Last week Boris Johnson delivered a speech to a Royal Horticultural Society audience in Wisley, Surrey, before heading to the affluent village of Oxshott to buy some fennel and tarragon sausages and have a cup of tea in the Munch and Wiggles cafe. In a series of interviews later that day, he was unwilling to reveal the provenance of the staged photograph of him and his partner, Carrie Symonds. He was, however, able to insist that Britain would leave the European Union, “do or die”, by the end of October.
On the same day, the Sutton Trust and the Social Mobility Commission issued a report into elitism in Britain that “paints a picture of a country whose power structures are dominated by a narrow section of the population [where] social mobility is low and not improving”. Those who went to private school comprise 7% of the country’s population but 39% of the elite; those who went to Oxford or Cambridge university comprise less than 1% of the population but 24% of the elite. Senior judges, junior ministers, permanent secretaries and diplomats are among the least representative professions. But the media, and particularly newspaper columnists, are right up there, too.

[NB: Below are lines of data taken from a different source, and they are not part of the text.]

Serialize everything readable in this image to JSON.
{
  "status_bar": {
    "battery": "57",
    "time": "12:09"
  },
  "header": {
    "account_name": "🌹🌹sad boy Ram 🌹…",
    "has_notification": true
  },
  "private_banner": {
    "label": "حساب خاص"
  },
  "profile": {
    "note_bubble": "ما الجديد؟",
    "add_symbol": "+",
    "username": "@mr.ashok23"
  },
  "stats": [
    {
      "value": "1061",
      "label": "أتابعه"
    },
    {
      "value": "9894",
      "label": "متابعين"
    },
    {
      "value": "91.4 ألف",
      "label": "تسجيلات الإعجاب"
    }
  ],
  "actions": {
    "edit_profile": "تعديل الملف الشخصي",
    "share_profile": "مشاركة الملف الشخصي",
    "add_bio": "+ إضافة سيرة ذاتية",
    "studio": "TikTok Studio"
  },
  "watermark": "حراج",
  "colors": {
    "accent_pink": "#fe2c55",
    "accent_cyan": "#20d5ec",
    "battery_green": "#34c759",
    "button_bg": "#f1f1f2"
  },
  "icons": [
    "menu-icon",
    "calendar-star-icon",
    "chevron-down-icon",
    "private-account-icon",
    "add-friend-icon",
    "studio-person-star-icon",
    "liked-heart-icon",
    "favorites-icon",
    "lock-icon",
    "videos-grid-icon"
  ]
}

There is a clear and undeniable link between the entrenched and calcifying class stratification in British society and the inept chaos in which we currently find ourselves. The gene puddle from which the elite siphons its ranks has become shallow and fetid. Those who make the laws in government, oversee the civil service that will implement them, adjudicate on them in court or assess them in newspapers, are drawn from such a narrow social layer that they might as well be the same person. Even when they do not form a majority, their critical mass is such that they set the tone, define the culture and shape the parameters for what is institutionally permissible. [Continue reading…]